● Your instructions
Your response should contain each line of the data that includes "true".

━━━━━ Stored data

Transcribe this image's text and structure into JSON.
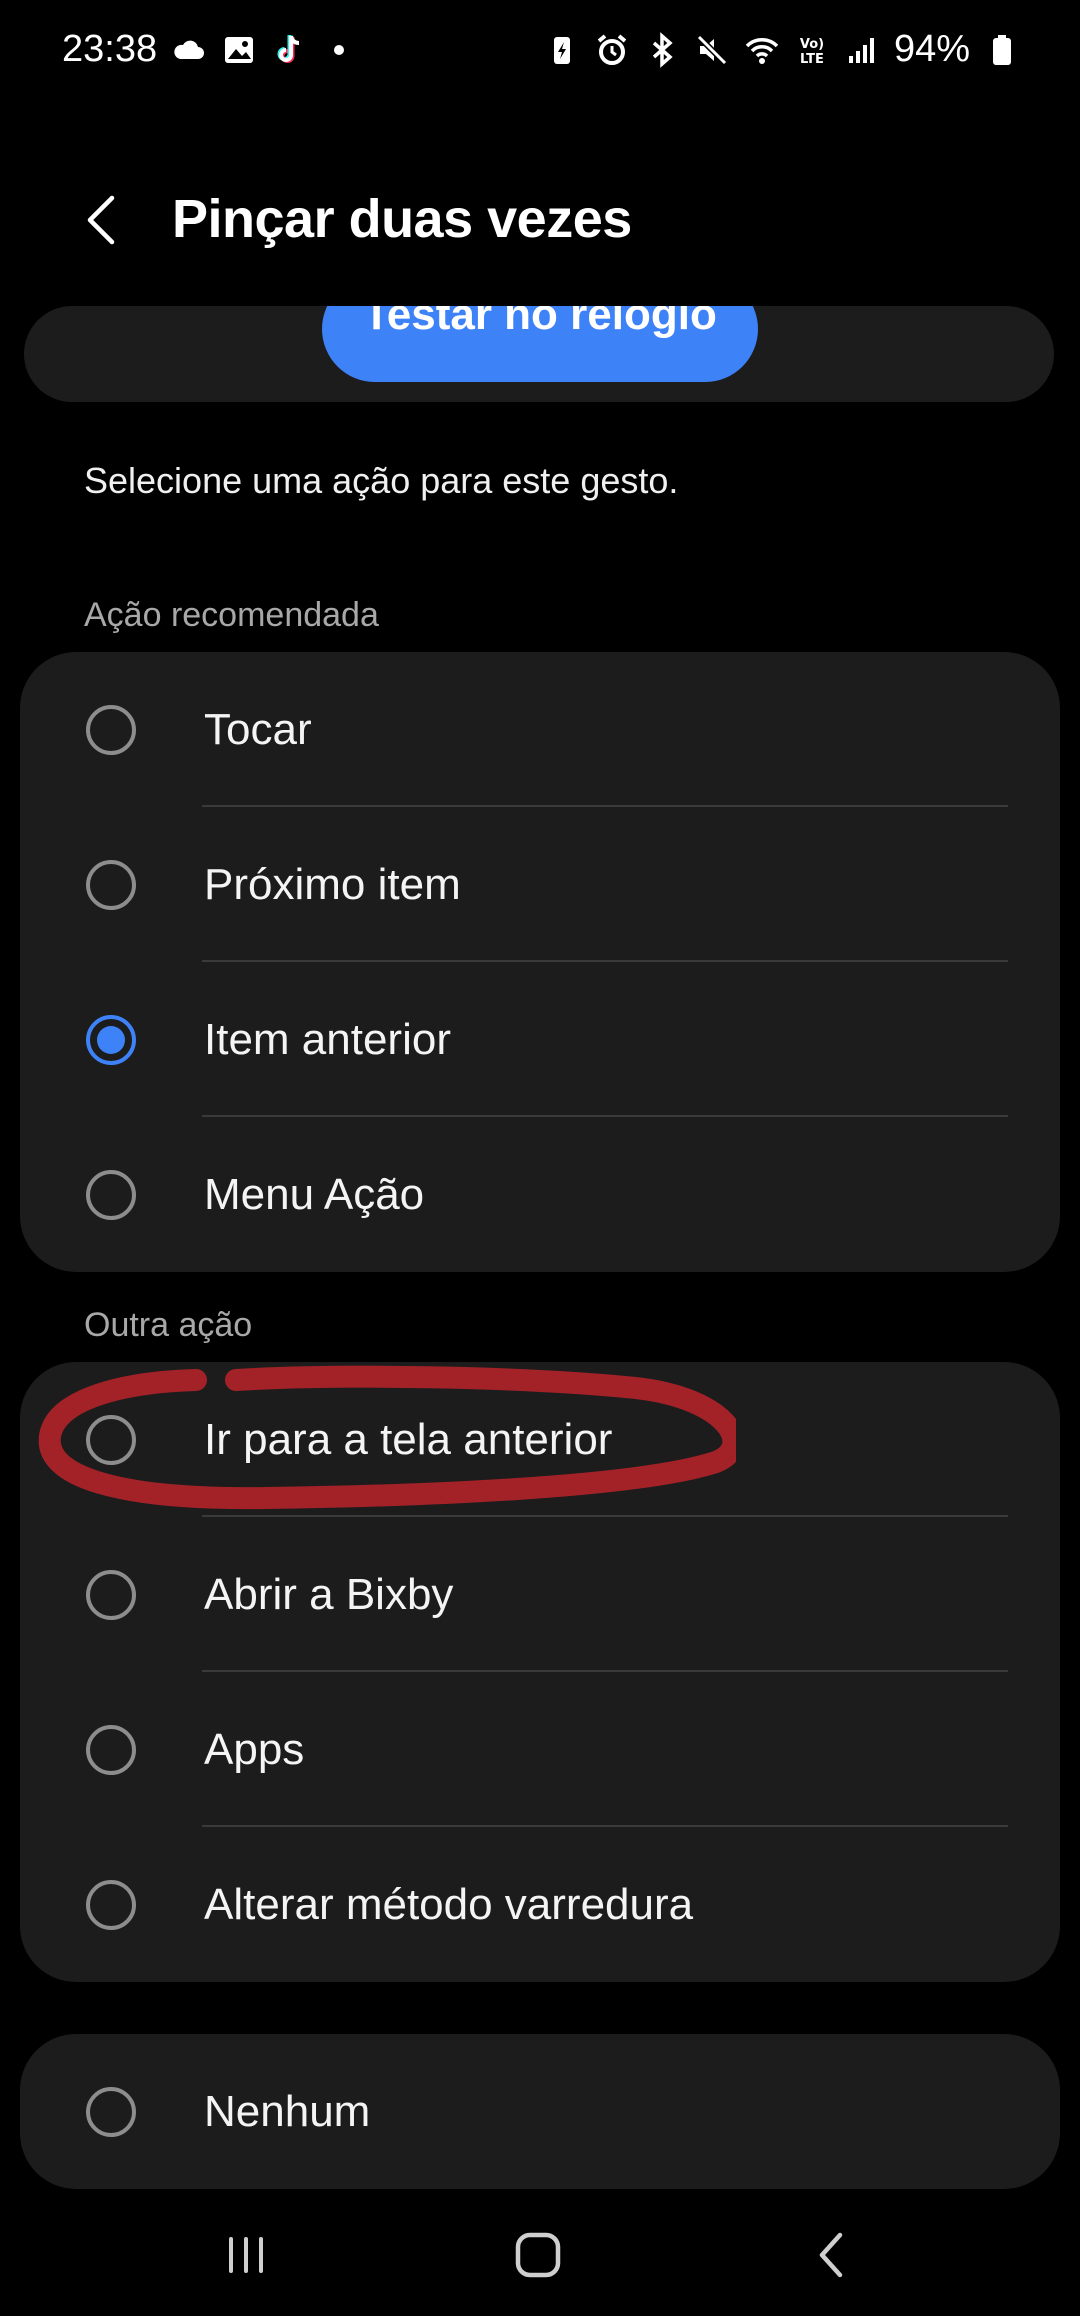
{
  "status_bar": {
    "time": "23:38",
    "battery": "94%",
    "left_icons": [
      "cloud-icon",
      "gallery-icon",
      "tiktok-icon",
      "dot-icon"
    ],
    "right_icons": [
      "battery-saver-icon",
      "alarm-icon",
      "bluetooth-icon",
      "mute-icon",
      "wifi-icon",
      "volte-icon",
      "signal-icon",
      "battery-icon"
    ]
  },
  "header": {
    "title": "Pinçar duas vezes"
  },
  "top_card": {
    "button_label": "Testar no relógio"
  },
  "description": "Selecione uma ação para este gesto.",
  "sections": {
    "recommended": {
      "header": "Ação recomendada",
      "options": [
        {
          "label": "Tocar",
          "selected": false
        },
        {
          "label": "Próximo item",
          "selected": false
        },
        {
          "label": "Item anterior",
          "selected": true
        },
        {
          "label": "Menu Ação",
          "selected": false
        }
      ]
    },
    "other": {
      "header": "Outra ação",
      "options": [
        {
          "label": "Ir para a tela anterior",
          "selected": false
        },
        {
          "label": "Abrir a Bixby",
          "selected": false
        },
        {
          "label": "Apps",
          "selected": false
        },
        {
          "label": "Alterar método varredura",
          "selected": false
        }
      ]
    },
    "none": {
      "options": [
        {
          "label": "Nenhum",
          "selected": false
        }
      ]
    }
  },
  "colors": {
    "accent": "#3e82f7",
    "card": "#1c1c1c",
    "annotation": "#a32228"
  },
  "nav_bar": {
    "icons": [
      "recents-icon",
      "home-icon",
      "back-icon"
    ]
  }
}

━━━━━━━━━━
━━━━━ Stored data

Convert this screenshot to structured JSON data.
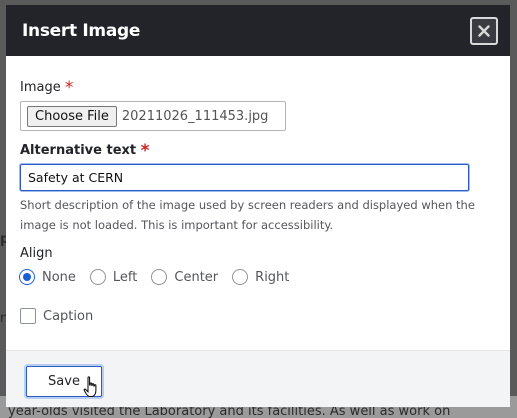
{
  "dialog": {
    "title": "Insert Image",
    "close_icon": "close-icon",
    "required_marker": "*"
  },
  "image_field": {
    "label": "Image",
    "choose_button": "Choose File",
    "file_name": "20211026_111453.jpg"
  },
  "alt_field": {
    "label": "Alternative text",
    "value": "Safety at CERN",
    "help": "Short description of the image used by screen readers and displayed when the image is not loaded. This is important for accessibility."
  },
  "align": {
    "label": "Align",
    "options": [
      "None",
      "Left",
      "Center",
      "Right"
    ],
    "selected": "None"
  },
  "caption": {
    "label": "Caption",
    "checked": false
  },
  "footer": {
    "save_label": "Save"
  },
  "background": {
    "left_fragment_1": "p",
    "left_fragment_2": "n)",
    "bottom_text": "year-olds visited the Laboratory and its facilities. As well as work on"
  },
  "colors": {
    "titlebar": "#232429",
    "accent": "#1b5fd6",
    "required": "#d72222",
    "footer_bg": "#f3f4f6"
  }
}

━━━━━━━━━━
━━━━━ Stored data

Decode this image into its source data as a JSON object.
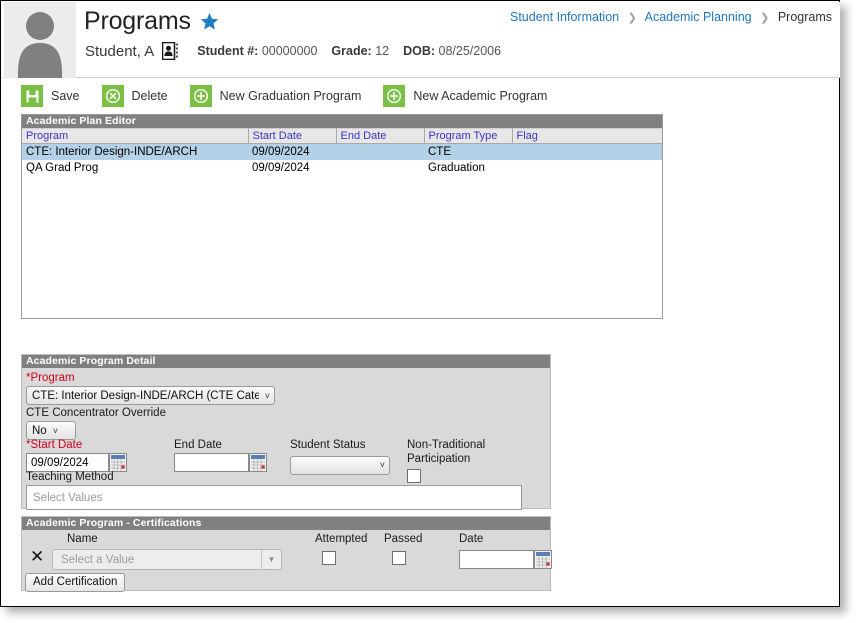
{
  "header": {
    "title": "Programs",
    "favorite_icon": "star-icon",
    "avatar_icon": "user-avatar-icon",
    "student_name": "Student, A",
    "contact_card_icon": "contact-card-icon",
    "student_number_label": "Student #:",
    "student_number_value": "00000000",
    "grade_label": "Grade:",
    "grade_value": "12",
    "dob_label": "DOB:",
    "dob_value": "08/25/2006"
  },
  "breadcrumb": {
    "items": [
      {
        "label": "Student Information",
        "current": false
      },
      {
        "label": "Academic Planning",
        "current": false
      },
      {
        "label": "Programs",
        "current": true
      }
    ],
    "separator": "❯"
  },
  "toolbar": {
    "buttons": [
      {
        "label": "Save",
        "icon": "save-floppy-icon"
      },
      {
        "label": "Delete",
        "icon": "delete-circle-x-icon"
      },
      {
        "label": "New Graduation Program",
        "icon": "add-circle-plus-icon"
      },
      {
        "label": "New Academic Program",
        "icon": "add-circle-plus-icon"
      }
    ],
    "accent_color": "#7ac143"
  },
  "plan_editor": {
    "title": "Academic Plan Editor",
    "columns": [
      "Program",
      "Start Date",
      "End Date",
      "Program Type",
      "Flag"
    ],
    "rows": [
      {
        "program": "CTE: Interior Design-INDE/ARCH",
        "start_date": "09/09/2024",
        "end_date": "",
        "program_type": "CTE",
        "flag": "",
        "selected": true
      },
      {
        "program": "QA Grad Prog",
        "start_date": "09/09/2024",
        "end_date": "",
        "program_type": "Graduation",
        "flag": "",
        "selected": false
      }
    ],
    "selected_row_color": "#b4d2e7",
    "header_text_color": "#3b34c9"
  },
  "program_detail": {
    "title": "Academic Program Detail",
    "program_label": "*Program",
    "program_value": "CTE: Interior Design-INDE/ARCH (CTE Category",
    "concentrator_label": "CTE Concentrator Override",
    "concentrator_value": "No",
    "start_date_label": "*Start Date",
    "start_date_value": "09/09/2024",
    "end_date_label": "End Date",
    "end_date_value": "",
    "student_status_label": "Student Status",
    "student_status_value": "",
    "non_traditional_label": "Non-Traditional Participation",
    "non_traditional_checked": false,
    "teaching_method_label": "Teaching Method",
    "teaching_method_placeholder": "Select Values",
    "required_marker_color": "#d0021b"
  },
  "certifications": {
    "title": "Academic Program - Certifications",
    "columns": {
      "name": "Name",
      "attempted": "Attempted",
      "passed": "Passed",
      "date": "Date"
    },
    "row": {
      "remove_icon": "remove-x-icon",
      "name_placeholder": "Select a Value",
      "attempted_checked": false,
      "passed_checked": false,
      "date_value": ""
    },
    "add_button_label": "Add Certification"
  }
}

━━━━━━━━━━

● Solved exercise
          "selected": true
        "current": true
        "selected": true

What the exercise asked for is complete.